--- EXERCISE PROMPT ---
Write the records out exactly, so that no picture remains in the copy.

--- INFORMATION SHOWN ---
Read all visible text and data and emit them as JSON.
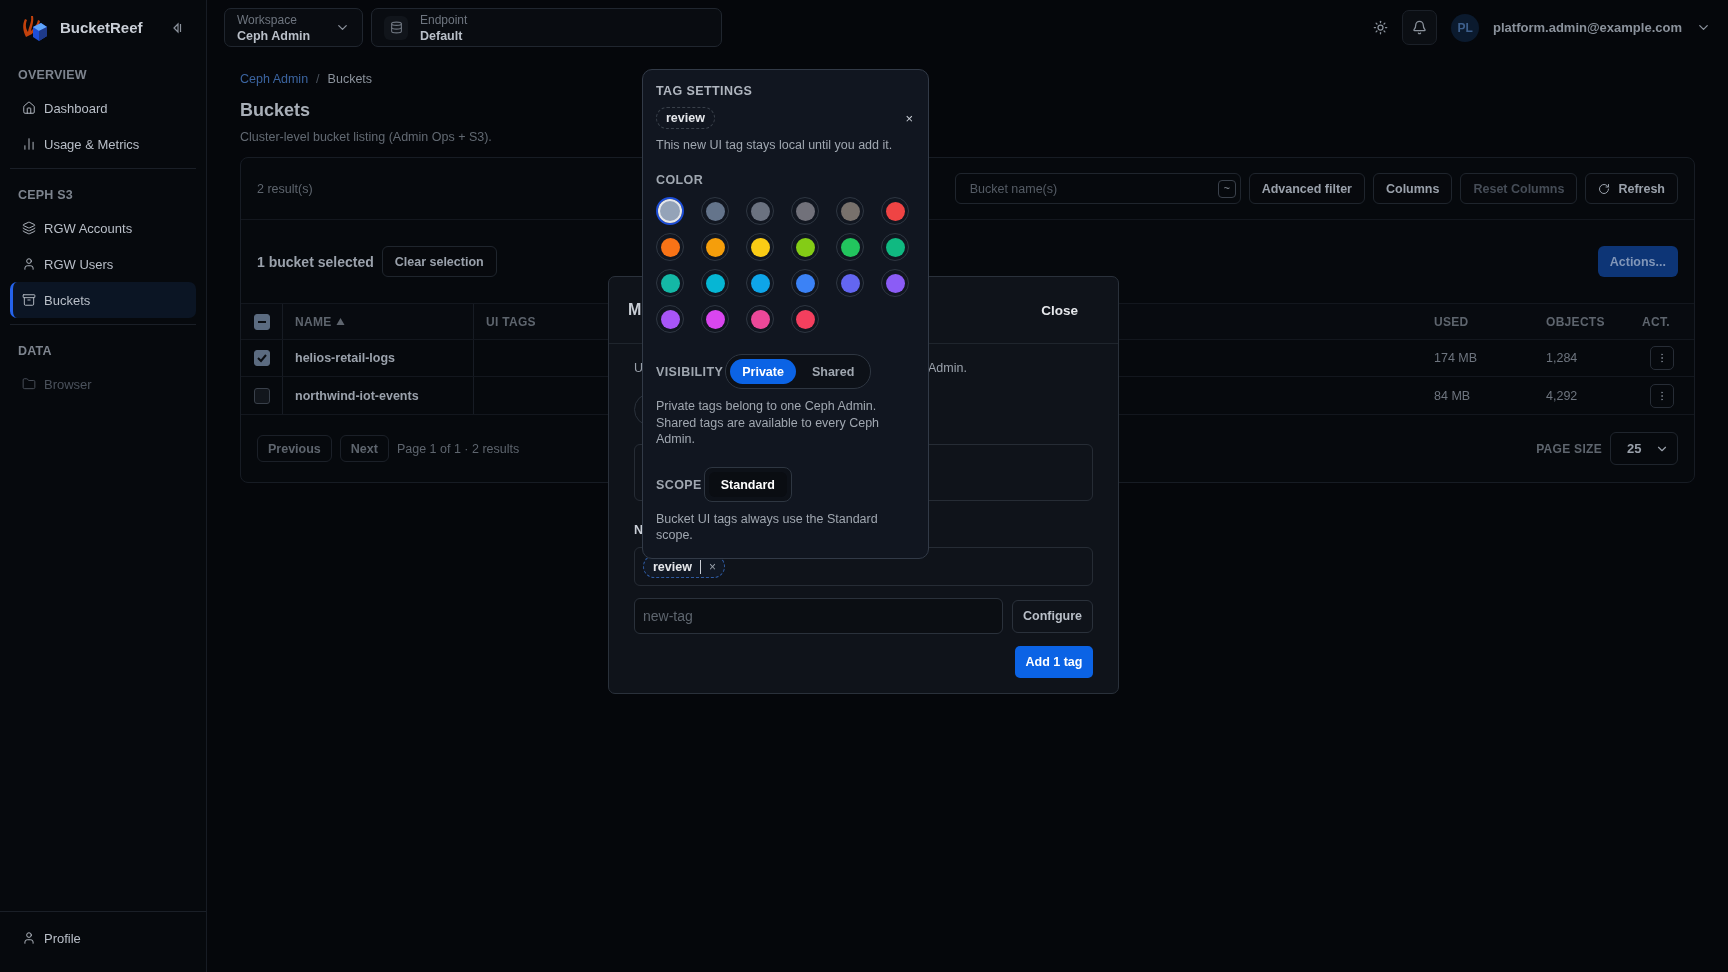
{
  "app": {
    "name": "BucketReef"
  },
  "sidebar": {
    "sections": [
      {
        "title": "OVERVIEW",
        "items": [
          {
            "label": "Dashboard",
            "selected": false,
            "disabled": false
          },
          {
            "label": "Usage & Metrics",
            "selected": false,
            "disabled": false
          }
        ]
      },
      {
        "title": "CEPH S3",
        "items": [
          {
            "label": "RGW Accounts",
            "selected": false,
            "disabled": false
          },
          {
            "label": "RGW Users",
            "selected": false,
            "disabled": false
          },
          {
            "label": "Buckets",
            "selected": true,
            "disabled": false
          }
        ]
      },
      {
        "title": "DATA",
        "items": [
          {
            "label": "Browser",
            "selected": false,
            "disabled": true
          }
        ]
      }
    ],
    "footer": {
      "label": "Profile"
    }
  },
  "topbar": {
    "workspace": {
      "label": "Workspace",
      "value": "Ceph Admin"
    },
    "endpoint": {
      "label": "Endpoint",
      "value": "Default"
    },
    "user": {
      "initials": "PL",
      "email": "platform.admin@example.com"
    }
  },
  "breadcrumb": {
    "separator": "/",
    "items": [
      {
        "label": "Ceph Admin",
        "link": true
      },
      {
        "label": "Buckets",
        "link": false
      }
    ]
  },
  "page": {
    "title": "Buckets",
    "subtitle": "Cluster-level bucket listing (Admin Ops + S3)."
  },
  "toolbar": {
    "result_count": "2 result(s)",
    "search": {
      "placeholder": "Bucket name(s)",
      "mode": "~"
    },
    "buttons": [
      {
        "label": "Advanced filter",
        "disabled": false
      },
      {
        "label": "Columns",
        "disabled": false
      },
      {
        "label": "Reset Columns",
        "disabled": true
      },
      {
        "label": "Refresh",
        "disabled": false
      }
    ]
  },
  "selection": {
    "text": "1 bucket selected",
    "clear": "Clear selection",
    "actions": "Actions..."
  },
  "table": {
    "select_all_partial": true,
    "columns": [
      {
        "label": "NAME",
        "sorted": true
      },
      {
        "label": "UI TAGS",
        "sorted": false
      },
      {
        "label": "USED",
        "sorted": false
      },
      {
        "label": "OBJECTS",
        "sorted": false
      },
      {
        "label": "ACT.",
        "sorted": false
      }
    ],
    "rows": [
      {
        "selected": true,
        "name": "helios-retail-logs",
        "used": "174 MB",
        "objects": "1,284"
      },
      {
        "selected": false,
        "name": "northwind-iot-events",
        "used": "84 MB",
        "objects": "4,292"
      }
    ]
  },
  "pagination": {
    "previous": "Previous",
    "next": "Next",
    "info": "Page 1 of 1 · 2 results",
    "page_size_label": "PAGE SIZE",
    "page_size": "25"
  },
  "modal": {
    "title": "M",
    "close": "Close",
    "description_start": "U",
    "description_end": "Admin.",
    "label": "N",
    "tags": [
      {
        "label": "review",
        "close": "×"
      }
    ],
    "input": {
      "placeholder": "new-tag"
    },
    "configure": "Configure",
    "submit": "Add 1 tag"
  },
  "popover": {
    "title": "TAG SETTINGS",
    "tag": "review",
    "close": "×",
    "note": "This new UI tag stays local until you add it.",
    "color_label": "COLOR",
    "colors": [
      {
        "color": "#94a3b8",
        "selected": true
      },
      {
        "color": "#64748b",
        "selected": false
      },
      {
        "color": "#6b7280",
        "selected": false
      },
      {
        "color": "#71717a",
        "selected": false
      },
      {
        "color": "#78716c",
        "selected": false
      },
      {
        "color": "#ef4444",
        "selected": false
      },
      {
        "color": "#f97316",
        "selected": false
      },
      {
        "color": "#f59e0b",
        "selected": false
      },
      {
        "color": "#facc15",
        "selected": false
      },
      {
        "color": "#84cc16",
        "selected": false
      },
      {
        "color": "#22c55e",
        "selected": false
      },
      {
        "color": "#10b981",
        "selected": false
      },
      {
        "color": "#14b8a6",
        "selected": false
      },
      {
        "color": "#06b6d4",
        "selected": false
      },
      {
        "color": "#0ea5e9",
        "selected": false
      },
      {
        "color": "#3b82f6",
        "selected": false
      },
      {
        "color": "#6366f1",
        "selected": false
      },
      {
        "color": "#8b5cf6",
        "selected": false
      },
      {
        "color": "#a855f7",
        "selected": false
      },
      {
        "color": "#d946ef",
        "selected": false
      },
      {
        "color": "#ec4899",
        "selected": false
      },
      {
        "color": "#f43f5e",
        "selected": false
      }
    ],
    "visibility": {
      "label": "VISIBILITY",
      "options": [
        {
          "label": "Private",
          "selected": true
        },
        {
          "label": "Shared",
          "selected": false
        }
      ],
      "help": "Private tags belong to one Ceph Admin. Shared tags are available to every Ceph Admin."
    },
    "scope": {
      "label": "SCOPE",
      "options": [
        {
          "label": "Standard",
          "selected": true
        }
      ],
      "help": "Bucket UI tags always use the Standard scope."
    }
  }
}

--- WRITTEN ANSWER ---
Read all visible text and data and emit them as JSON.
{
  "app": {
    "name": "BucketReef"
  },
  "sidebar": {
    "sections": [
      {
        "title": "OVERVIEW",
        "items": [
          {
            "label": "Dashboard",
            "selected": false,
            "disabled": false
          },
          {
            "label": "Usage & Metrics",
            "selected": false,
            "disabled": false
          }
        ]
      },
      {
        "title": "CEPH S3",
        "items": [
          {
            "label": "RGW Accounts",
            "selected": false,
            "disabled": false
          },
          {
            "label": "RGW Users",
            "selected": false,
            "disabled": false
          },
          {
            "label": "Buckets",
            "selected": true,
            "disabled": false
          }
        ]
      },
      {
        "title": "DATA",
        "items": [
          {
            "label": "Browser",
            "selected": false,
            "disabled": true
          }
        ]
      }
    ],
    "footer": {
      "label": "Profile"
    }
  },
  "topbar": {
    "workspace": {
      "label": "Workspace",
      "value": "Ceph Admin"
    },
    "endpoint": {
      "label": "Endpoint",
      "value": "Default"
    },
    "user": {
      "initials": "PL",
      "email": "platform.admin@example.com"
    }
  },
  "breadcrumb": {
    "separator": "/",
    "items": [
      {
        "label": "Ceph Admin",
        "link": true
      },
      {
        "label": "Buckets",
        "link": false
      }
    ]
  },
  "page": {
    "title": "Buckets",
    "subtitle": "Cluster-level bucket listing (Admin Ops + S3)."
  },
  "toolbar": {
    "result_count": "2 result(s)",
    "search": {
      "placeholder": "Bucket name(s)",
      "mode": "~"
    },
    "buttons": [
      {
        "label": "Advanced filter",
        "disabled": false
      },
      {
        "label": "Columns",
        "disabled": false
      },
      {
        "label": "Reset Columns",
        "disabled": true
      },
      {
        "label": "Refresh",
        "disabled": false
      }
    ]
  },
  "selection": {
    "text": "1 bucket selected",
    "clear": "Clear selection",
    "actions": "Actions..."
  },
  "table": {
    "select_all_partial": true,
    "columns": [
      {
        "label": "NAME",
        "sorted": true
      },
      {
        "label": "UI TAGS",
        "sorted": false
      },
      {
        "label": "USED",
        "sorted": false
      },
      {
        "label": "OBJECTS",
        "sorted": false
      },
      {
        "label": "ACT.",
        "sorted": false
      }
    ],
    "rows": [
      {
        "selected": true,
        "name": "helios-retail-logs",
        "used": "174 MB",
        "objects": "1,284"
      },
      {
        "selected": false,
        "name": "northwind-iot-events",
        "used": "84 MB",
        "objects": "4,292"
      }
    ]
  },
  "pagination": {
    "previous": "Previous",
    "next": "Next",
    "info": "Page 1 of 1 · 2 results",
    "page_size_label": "PAGE SIZE",
    "page_size": "25"
  },
  "modal": {
    "title": "M",
    "close": "Close",
    "description_start": "U",
    "description_end": "Admin.",
    "label": "N",
    "tags": [
      {
        "label": "review",
        "close": "×"
      }
    ],
    "input": {
      "placeholder": "new-tag"
    },
    "configure": "Configure",
    "submit": "Add 1 tag"
  },
  "popover": {
    "title": "TAG SETTINGS",
    "tag": "review",
    "close": "×",
    "note": "This new UI tag stays local until you add it.",
    "color_label": "COLOR",
    "colors": [
      {
        "color": "#94a3b8",
        "selected": true
      },
      {
        "color": "#64748b",
        "selected": false
      },
      {
        "color": "#6b7280",
        "selected": false
      },
      {
        "color": "#71717a",
        "selected": false
      },
      {
        "color": "#78716c",
        "selected": false
      },
      {
        "color": "#ef4444",
        "selected": false
      },
      {
        "color": "#f97316",
        "selected": false
      },
      {
        "color": "#f59e0b",
        "selected": false
      },
      {
        "color": "#facc15",
        "selected": false
      },
      {
        "color": "#84cc16",
        "selected": false
      },
      {
        "color": "#22c55e",
        "selected": false
      },
      {
        "color": "#10b981",
        "selected": false
      },
      {
        "color": "#14b8a6",
        "selected": false
      },
      {
        "color": "#06b6d4",
        "selected": false
      },
      {
        "color": "#0ea5e9",
        "selected": false
      },
      {
        "color": "#3b82f6",
        "selected": false
      },
      {
        "color": "#6366f1",
        "selected": false
      },
      {
        "color": "#8b5cf6",
        "selected": false
      },
      {
        "color": "#a855f7",
        "selected": false
      },
      {
        "color": "#d946ef",
        "selected": false
      },
      {
        "color": "#ec4899",
        "selected": false
      },
      {
        "color": "#f43f5e",
        "selected": false
      }
    ],
    "visibility": {
      "label": "VISIBILITY",
      "options": [
        {
          "label": "Private",
          "selected": true
        },
        {
          "label": "Shared",
          "selected": false
        }
      ],
      "help": "Private tags belong to one Ceph Admin. Shared tags are available to every Ceph Admin."
    },
    "scope": {
      "label": "SCOPE",
      "options": [
        {
          "label": "Standard",
          "selected": true
        }
      ],
      "help": "Bucket UI tags always use the Standard scope."
    }
  }
}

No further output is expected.